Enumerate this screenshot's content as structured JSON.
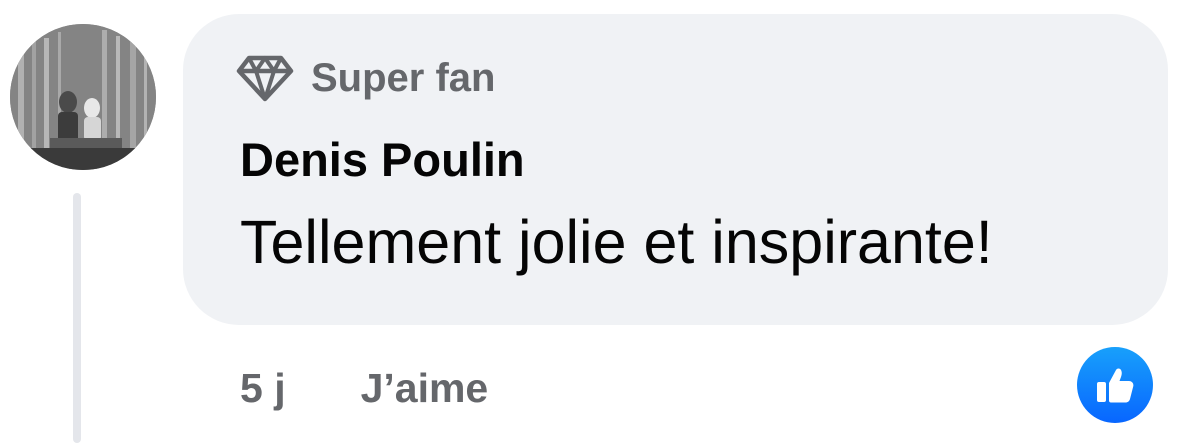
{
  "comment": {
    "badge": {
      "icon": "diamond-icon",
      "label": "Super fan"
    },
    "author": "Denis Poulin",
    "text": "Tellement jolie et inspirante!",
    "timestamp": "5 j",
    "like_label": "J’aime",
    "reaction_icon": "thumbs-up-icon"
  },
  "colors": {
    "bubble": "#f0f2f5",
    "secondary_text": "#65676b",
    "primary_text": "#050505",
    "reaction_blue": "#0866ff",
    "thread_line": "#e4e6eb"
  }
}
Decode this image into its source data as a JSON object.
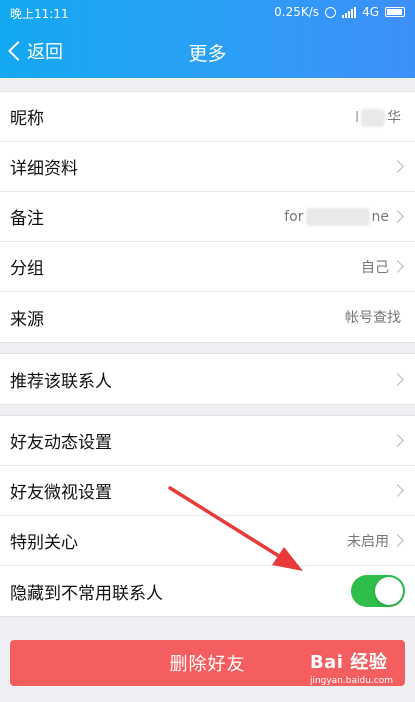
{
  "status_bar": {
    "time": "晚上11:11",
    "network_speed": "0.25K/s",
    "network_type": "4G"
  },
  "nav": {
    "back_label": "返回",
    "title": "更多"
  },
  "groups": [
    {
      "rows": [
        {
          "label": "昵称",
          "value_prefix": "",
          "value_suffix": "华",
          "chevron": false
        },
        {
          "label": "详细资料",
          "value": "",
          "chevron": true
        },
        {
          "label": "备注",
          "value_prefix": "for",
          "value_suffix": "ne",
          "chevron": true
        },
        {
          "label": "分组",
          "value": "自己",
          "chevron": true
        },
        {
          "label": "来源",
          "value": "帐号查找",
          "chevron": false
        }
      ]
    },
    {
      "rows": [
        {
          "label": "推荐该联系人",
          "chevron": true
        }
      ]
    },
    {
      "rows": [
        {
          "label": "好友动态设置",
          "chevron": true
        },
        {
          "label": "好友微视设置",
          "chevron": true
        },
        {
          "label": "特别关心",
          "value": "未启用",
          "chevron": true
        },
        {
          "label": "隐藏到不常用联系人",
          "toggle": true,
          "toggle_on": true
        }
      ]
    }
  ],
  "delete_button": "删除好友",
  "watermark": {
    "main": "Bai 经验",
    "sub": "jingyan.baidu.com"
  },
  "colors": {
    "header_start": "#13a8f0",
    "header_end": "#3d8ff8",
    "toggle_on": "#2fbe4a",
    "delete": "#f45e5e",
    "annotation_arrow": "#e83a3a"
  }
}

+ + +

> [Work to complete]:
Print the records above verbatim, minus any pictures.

> [Exercise output]:
Enumerate this screenshot's content as structured JSON.
{
  "comment": {
    "badge": {
      "icon": "diamond-icon",
      "label": "Super fan"
    },
    "author": "Denis Poulin",
    "text": "Tellement jolie et inspirante!",
    "timestamp": "5 j",
    "like_label": "J’aime",
    "reaction_icon": "thumbs-up-icon"
  },
  "colors": {
    "bubble": "#f0f2f5",
    "secondary_text": "#65676b",
    "primary_text": "#050505",
    "reaction_blue": "#0866ff",
    "thread_line": "#e4e6eb"
  }
}
Decode this image into its source data as a JSON object.
{
  "status_bar": {
    "time": "晚上11:11",
    "network_speed": "0.25K/s",
    "network_type": "4G"
  },
  "nav": {
    "back_label": "返回",
    "title": "更多"
  },
  "groups": [
    {
      "rows": [
        {
          "label": "昵称",
          "value_prefix": "",
          "value_suffix": "华",
          "chevron": false
        },
        {
          "label": "详细资料",
          "value": "",
          "chevron": true
        },
        {
          "label": "备注",
          "value_prefix": "for",
          "value_suffix": "ne",
          "chevron": true
        },
        {
          "label": "分组",
          "value": "自己",
          "chevron": true
        },
        {
          "label": "来源",
          "value": "帐号查找",
          "chevron": false
        }
      ]
    },
    {
      "rows": [
        {
          "label": "推荐该联系人",
          "chevron": true
        }
      ]
    },
    {
      "rows": [
        {
          "label": "好友动态设置",
          "chevron": true
        },
        {
          "label": "好友微视设置",
          "chevron": true
        },
        {
          "label": "特别关心",
          "value": "未启用",
          "chevron": true
        },
        {
          "label": "隐藏到不常用联系人",
          "toggle": true,
          "toggle_on": true
        }
      ]
    }
  ],
  "delete_button": "删除好友",
  "watermark": {
    "main": "Bai 经验",
    "sub": "jingyan.baidu.com"
  },
  "colors": {
    "header_start": "#13a8f0",
    "header_end": "#3d8ff8",
    "toggle_on": "#2fbe4a",
    "delete": "#f45e5e",
    "annotation_arrow": "#e83a3a"
  }
}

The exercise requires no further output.